## INSTRUCTIONS FOR THE TASK
Scan the entries below. Report each line where the string "Дуга" occurs.
== RECORDS PROVIDED ==
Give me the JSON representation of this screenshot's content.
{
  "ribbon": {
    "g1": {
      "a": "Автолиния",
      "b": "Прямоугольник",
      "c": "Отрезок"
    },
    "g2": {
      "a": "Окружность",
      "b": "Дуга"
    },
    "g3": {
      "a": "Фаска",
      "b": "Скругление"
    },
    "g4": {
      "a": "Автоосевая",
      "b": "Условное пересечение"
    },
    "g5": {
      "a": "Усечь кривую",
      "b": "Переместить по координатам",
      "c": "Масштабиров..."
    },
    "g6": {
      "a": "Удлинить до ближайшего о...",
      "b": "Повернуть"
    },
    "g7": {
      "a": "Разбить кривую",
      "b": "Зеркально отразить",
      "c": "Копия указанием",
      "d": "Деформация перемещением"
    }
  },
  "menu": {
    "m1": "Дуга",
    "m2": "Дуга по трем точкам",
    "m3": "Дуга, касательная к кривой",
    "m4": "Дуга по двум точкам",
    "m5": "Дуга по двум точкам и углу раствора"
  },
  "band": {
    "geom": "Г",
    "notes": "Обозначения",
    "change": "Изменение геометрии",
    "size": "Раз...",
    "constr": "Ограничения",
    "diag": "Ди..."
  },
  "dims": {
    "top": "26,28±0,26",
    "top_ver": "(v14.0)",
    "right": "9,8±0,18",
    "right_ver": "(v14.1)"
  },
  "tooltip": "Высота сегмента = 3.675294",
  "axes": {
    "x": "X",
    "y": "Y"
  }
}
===
## TASK RESULT
      "b": "Дуга"
    "m1": "Дуга",
    "m2": "Дуга по трем точкам",
    "m3": "Дуга, касательная к кривой",
    "m4": "Дуга по двум точкам",
    "m5": "Дуга по двум точкам и углу раствора"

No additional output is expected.